Competitive Enterprise Institute | 1899 L ST NW Floor 12, Washington, DC 20036 | Phone: 202-331-1010 | Fax: 202-331-0640
In a joint letter of July 17, 2002, the attorneys general (AGs) of Alaska, California, Connecticut, Maine, Maryland, Massachusetts, New Hampshire, New Jersey, New York, Rhode Island, and Vermont urged President Bush to adopt mandatory controls on emissions of carbon dioxide (CO2), the principal greenhouse gas targeted by the Kyoto Protocol, the non-ratified UN global warming treaty. CO2 is the inescapable byproduct of the hydrocarbon fuels that supply 70 percent of U.S. electricity and 84 percent of all U.S. energy. Like the Kyoto Protocol, the AGs demand, in effect, that the United States institute a regime of energy rationing.
That these particular AGs should lambaste Bush’s energy policies and call for CO2 controls is hardly surprising. The AGs are politicians, and nothing is more ordinary than a politician pursuing partisan advantage. Also quite common is the attempt to use tax and regulatory policy to reward home-state interests and penalize out-of-state competitors. Ten of the eleven AGs are Democrats, and none is a Republican. Ten are from states where all or most electricity comes from fuel sources other than coal. On average, the AG’s eleven states generate only 16 percent of their electricity from coal, compared to 59 percent for the rest of the country. CO2 regulation would make coal-generated electricity less (or non-) competitive.
The AGs build their case for energy rationing on Chapter 6 of the Bush Administration’s Climate Action Report 2002 (CAR). That chapter presents scary projections of U.S. temperature increases and climate impacts over the next century. The AGs claim the President’s refusal to regulate CO2 is “inconsistent” with the Report’s “dire findings and conclusions.”
There is a massive problem with this line of argument. Chapter 6 of the CAR is a summary of the Clinton-Gore Administration’s “U.S. National Assessment on Climate Change” (USNA). Out of 26 available computer models, the USNA picked the Canadian Climate Centre Model and the British Hadley Centre Model. Both are “worst-case” calculators. The Canadian model is the “hottest” or most “sensitive” to “forcing” by greenhouse gases. The UK model is the “wettest,” projecting the largest increases in rainfall.
When Virginia State Climatologist Patrick Michaels analyzed those models, he found they are no better at replicating U.S. temperature trends over the past century than a table of random numbers. The climate scenarios on which the AGs build their case for energy rationing are computer-aided storytelling – science fiction, not science.

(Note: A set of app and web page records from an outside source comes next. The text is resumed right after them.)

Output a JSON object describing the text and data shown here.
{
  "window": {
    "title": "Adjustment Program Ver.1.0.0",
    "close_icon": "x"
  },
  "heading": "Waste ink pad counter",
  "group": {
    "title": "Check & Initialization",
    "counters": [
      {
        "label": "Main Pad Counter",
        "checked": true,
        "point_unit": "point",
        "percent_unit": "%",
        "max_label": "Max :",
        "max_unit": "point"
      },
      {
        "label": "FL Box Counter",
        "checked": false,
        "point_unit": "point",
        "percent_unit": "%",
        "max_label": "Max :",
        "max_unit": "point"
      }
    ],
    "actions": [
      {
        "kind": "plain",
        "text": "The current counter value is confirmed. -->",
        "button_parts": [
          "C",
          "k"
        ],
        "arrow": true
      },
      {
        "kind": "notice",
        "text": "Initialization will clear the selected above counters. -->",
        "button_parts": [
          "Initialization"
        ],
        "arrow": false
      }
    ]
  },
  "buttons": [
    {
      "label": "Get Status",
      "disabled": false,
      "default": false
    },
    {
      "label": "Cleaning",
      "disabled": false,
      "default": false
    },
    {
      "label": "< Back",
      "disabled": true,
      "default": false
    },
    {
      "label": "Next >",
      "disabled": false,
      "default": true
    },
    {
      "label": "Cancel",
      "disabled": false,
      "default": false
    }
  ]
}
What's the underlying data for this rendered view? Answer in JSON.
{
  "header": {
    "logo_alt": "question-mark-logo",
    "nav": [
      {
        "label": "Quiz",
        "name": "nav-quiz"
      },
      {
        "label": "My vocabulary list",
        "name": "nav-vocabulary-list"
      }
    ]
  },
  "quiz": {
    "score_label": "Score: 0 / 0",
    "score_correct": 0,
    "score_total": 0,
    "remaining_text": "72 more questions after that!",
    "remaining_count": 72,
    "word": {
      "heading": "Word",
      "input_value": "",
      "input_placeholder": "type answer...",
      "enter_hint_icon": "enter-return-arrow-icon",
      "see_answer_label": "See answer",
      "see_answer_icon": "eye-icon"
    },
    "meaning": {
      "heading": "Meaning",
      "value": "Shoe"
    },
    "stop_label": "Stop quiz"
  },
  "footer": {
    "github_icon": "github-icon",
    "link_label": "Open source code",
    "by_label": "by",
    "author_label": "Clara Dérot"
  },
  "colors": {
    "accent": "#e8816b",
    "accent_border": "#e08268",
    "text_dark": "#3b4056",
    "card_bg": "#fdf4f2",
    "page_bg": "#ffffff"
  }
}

The Bush Administration has stated that the USNA climate scenarios “do not represent government policy” and “are not policy positions or statements of the U.S. Government.” Yet the CAR – an official statement of the U.S. Government – incorporates the USNA scenarios.
Rather than embrace energy rationing, the Bush Administration should withdraw the CAR from the UN Intergovernmental Panel on Climate Change (IPCC), and redact it from the public record. Otherwise, it will continue to lend the color of legitimacy to those, like the eleven AGs, who advocate economy-chilling restrictions on energy use.